Development of a Four-Dimensional Variational Analysis System Using the Adjoint Method at GLA. Part 1: Dynamics

View More View Less
  • 1 Goddard Laboratory for Atmospheres, NASA/GSFC, Greenbelt, Maryland
  • | 2 General Sciences Corporation, Laurel, Maryland
© Get Permissions Rent on DeepDyve
Restricted access

Abstract

Recent developments in the field of data assimilation have Pointed to variational analysis (essentially least- squares fitting, of a model solution to observed data) using the adjoint method as a new direction that holds the potential of major improvements over the current optimal interpolation (0I) method. The shortcomings of the existing OI analysis method, such as the questionable basic assumptions underlying some of the statistical formulations and the linearity between the analysis and the observation, do not exist in variational analysis. Moreover, variational analysis, by fitting a model solution to data, has the potential of avoiding the long-standing spinup problem in numerical weather prediction. Finally, when the resulting analysis is used as the initial condition for forecasting, since initialization will be performed internally to the analysis procedure, no separate initialization procedure is required before forecast starts.

This paper describes the initial effort in the development of a four-dimensional variational analysis system. Although the development is based on the Goddard Laboratory for Atmospheres General Circulation Model (GLA GCM), the methods and procedures described in this paper can he applied to any model. The adjoint code that computes the gradients needed in the analysis can be written directly from the GCM code. An easy error-detection technique was devised in the construction of the adjoint model. Also, a method of determining the weights and the preconditioning scales for the cases where model-generated data, which are error free, are used as observation is proposed. Two test experiments show that the dynamics part of the system has been successfully completed. A limited comparison of two minimization codes was conducted. The procedures presented in this work are general and can be applied to various variational and sensitivity studies.

Abstract

Recent developments in the field of data assimilation have Pointed to variational analysis (essentially least- squares fitting, of a model solution to observed data) using the adjoint method as a new direction that holds the potential of major improvements over the current optimal interpolation (0I) method. The shortcomings of the existing OI analysis method, such as the questionable basic assumptions underlying some of the statistical formulations and the linearity between the analysis and the observation, do not exist in variational analysis. Moreover, variational analysis, by fitting a model solution to data, has the potential of avoiding the long-standing spinup problem in numerical weather prediction. Finally, when the resulting analysis is used as the initial condition for forecasting, since initialization will be performed internally to the analysis procedure, no separate initialization procedure is required before forecast starts.
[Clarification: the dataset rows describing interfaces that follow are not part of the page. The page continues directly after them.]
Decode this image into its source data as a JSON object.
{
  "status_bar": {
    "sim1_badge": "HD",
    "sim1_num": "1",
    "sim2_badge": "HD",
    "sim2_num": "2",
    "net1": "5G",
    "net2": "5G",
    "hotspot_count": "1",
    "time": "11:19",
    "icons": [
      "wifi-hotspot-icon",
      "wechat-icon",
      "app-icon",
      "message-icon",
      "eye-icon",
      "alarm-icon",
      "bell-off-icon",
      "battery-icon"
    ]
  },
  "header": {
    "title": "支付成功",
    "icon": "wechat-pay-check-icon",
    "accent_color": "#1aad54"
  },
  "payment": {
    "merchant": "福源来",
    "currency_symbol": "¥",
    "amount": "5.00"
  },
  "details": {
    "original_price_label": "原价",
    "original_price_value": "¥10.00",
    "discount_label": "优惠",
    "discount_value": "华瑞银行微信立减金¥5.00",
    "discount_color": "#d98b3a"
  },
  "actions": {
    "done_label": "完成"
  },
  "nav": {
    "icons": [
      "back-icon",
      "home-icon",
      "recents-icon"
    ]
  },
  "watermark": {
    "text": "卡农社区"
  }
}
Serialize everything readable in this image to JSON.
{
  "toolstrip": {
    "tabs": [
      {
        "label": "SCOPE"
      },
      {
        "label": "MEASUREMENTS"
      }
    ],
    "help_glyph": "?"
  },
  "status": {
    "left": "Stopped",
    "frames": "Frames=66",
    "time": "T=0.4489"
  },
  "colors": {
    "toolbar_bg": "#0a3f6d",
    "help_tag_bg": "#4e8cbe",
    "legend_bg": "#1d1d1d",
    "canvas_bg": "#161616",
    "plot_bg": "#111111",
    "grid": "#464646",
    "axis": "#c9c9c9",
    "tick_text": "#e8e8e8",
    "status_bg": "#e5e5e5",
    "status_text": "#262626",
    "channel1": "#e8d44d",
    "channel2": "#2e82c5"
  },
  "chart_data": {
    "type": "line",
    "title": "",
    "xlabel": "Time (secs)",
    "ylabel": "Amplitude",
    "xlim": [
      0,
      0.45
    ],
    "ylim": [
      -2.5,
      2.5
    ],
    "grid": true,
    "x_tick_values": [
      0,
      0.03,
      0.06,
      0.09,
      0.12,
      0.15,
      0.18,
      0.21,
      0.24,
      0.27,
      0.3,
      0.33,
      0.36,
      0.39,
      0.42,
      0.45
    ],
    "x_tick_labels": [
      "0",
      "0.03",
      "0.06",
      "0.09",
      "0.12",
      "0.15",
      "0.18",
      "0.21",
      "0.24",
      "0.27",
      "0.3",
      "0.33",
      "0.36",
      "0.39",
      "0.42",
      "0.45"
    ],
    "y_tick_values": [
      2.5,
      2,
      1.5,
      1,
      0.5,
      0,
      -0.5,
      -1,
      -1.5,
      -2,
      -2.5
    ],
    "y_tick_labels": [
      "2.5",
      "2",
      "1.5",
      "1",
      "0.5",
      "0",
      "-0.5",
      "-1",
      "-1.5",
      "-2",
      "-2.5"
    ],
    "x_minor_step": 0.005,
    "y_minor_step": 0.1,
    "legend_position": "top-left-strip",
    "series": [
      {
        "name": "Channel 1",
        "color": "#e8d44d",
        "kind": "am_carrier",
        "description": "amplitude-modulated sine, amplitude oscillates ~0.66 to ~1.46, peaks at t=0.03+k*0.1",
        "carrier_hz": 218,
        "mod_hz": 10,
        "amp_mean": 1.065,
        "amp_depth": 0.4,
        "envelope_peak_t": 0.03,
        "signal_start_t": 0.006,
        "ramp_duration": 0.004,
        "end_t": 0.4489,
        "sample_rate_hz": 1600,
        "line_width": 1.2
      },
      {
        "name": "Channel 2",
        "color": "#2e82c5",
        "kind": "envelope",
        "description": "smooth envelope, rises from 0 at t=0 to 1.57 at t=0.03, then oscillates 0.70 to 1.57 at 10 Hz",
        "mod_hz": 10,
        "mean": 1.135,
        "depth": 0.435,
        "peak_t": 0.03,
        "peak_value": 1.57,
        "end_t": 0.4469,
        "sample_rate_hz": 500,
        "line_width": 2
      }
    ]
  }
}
This paper describes the initial effort in the development of a four-dimensional variational analysis system. Although the development is based on the Goddard Laboratory for Atmospheres General Circulation Model (GLA GCM), the methods and procedures described in this paper can he applied to any model. The adjoint code that computes the gradients needed in the analysis can be written directly from the GCM code. An easy error-detection technique was devised in the construction of the adjoint model. Also, a method of determining the weights and the preconditioning scales for the cases where model-generated data, which are error free, are used as observation is proposed. Two test experiments show that the dynamics part of the system has been successfully completed. A limited comparison of two minimization codes was conducted. The procedures presented in this work are general and can be applied to various variational and sensitivity studies.

Save